Cross-selling is the art of enticing customers with goods or services that are related to what they are already buying. You may have supplies available for that printer you are selling. You might offer a dessert for your customer’s meal. Buyers want to know that you are searching for the best solutions to their situation. These tips will help you cross-sell more effectively.

  1. Be relevant – Offer suggestions which are related to the original sale, but do not attempt to sell your customer the entire store. If a customer buys some peanut butter, show them the jelly rather than the green beans. Your customer does not want to be inundated with too many choices when they have selected an item.
  2. Maximize positioning on your site – Place your cross-sell items where they will be seen near related items on your site.
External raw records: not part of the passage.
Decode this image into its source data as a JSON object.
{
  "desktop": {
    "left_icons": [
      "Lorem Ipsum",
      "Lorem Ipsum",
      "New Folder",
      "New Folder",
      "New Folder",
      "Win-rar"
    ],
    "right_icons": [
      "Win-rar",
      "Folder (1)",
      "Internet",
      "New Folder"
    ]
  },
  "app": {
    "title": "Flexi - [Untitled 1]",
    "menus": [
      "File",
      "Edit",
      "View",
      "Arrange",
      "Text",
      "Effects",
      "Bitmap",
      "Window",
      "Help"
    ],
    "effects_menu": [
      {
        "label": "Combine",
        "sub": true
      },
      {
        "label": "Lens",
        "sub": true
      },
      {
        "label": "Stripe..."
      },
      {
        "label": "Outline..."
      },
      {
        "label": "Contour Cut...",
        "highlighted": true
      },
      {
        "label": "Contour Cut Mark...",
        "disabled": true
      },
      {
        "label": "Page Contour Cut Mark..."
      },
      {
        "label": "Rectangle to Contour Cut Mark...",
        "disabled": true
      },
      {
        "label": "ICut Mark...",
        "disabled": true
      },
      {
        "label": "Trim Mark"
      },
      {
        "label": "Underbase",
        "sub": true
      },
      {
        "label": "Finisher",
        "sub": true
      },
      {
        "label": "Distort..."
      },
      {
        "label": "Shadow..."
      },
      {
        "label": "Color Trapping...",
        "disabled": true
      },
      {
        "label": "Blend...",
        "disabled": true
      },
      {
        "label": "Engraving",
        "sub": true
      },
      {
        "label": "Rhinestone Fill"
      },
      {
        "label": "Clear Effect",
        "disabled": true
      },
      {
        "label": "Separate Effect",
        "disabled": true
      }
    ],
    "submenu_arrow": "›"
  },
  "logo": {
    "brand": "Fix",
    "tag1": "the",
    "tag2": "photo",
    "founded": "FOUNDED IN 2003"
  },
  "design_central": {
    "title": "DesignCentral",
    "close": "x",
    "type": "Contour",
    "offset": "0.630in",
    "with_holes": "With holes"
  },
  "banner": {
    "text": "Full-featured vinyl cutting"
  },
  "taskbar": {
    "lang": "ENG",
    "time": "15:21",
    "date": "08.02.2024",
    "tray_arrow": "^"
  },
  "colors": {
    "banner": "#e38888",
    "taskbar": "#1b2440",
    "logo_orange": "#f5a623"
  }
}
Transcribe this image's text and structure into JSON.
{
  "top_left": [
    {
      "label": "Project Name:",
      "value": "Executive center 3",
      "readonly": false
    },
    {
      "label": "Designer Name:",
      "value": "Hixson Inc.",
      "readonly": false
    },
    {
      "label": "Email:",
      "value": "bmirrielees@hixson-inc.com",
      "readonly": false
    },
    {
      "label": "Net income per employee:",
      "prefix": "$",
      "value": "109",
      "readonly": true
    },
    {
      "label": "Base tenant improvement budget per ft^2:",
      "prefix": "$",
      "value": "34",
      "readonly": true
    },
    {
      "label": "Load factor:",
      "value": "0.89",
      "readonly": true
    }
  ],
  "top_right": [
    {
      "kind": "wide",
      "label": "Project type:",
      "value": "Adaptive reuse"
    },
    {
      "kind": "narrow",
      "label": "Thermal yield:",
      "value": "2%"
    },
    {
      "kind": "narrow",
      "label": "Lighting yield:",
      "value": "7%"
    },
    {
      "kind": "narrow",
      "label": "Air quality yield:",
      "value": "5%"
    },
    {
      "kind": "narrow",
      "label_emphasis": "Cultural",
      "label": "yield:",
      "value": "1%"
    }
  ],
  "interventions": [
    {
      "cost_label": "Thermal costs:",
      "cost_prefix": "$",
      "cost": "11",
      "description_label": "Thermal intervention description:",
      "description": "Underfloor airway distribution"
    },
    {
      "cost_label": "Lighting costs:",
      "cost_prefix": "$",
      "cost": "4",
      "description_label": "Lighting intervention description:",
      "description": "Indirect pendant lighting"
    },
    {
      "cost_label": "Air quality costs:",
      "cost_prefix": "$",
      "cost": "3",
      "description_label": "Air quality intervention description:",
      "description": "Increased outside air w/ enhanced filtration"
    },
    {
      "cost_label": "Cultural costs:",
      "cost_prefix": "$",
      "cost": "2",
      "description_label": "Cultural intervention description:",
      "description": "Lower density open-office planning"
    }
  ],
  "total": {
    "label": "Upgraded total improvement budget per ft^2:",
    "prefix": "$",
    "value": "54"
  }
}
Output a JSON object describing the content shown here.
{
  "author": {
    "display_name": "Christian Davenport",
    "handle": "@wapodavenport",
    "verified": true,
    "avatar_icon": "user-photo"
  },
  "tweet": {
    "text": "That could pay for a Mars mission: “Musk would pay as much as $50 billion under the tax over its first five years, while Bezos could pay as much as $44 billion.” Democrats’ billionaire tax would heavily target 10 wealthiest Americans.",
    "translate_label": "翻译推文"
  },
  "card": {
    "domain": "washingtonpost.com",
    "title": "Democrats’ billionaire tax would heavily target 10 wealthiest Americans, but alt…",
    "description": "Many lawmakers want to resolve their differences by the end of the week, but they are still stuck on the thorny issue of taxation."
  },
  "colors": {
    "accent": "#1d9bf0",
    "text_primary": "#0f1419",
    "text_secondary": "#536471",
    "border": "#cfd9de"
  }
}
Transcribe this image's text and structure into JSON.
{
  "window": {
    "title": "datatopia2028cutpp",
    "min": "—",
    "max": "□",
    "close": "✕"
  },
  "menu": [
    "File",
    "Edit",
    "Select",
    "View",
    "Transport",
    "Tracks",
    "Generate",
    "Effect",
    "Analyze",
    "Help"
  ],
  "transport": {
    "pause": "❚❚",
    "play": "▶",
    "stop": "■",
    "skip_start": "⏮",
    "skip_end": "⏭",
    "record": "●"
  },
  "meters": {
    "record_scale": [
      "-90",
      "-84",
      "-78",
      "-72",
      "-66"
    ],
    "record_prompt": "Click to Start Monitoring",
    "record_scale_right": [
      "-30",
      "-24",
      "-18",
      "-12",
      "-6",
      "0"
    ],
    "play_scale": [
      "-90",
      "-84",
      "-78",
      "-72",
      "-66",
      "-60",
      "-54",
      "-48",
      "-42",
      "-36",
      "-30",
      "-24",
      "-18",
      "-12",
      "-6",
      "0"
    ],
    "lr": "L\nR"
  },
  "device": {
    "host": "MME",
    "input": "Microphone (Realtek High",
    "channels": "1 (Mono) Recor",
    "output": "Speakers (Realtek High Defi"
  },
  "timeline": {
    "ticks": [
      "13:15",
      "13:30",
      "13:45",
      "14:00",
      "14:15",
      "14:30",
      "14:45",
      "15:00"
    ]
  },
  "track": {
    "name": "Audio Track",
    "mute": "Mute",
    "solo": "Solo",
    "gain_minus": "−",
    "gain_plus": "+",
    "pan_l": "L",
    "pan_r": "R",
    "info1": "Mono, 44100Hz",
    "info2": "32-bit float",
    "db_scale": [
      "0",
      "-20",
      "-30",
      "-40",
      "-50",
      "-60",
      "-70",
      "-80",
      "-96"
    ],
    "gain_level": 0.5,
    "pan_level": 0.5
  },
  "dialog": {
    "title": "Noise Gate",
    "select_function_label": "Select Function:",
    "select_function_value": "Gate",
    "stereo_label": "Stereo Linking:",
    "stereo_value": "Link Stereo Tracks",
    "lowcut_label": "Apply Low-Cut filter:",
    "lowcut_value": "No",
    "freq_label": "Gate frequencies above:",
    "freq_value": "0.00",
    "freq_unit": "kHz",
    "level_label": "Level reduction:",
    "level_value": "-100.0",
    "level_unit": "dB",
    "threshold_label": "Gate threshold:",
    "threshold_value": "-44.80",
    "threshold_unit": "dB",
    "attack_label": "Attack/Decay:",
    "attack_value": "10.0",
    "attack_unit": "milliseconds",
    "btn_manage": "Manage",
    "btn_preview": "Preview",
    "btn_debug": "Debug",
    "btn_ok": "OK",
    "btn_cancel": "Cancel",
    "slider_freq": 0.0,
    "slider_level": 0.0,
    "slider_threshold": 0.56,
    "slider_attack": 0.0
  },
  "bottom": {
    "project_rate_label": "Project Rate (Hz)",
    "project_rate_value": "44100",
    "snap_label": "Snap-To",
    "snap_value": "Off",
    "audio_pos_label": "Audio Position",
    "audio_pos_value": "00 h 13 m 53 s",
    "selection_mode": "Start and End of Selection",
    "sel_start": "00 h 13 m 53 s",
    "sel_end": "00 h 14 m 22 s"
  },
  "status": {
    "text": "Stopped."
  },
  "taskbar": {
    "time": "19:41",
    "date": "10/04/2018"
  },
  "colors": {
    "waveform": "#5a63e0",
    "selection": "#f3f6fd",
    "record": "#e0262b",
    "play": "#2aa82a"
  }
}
Use a suggestion tool which is offered with a lot of eCommerce software. Let your customers see the accessories that you have available, but again, keep the selection limited to a few.
  3. Bundle your products – Offer discounts for buying items in packages. Combo meals have worked extremely well for the fast food industry. Your customers thrive on the thought of making deals, so they will spend ten extra dollars just to save five on a pair of products. That behavior increases your bottom line.
  4. Offer several price points – When you are giving your customers a choice, present products from three different price points. You want them to know about the latest and greatest items, but you also want to give that customer some practical choices about what to buy. Do not be completely focused on cross-selling or up-selling the most expensive items.
  5. Be observant – This suggestion applies more to the brick and mortar cross-sellers. Watch your customers and understand the signals that they give you. If you can tell that someone is not happy with the features of your skis, give them an option of buying the skis that are higher on the price chain. Timing is everything, and the astute salesman can tell when their customer is making their decision.cross-selling
  6. Offer free shipping – Free shipping is a great way to get your customers excited about an order. Set a price threshold that your customers must pass to qualify for that bonus, and they will do quite a lot to reach it. If a customer is a few dollars away from the mark, they will add another item to reach your arbitrarily determined price point.
  7. Create some urgency – Use the idea that your items are available at this price for only a limited time. Give your customers some urgency by telling them that there are only a few of their favorite items left on the shelves. Keep the deals short so you can use phrases like ‘ends Thursday’ in your advertising.
  8. Show your top rated suggestions – Set up a system of relationship selling. Let your customers know what other customers have bought and what products they believe are the best. Give your customer the ability to compare feature to feature on each of the products that you have, rather than striking all over the board. Your customers love to receive information.
  9. Keep add-ons at checkout – Customers do not want to repeat the process of checking out when they have an add-on item. They do not want their impulse buy to throw them to the back of the line. They do not want to re-input their credit card information just because they wanted to buy a pair of socks with the shoes that they were purchasing.
  10. Make the experience personal – Your customers are the most important individuals in the world. They are the ones who keep the doors open, and they want you to cater to their needs. Focus the attention on them when you are cross-selling by using phrases like, ‘you might also like’ or ‘do you want’ rather than canned corporate phrases that start with ‘we suggest.’

Cross-selling and up-selling your products becomes easier with more practice. Experiment with the different techniques available and watch your profits soar.

This is a guest post from James Adams who is a writer working for leading supplier of toner cartridges. He analyses and reviews hardware like the Q6000A and posting on their design blog when he has enough time.

image: ed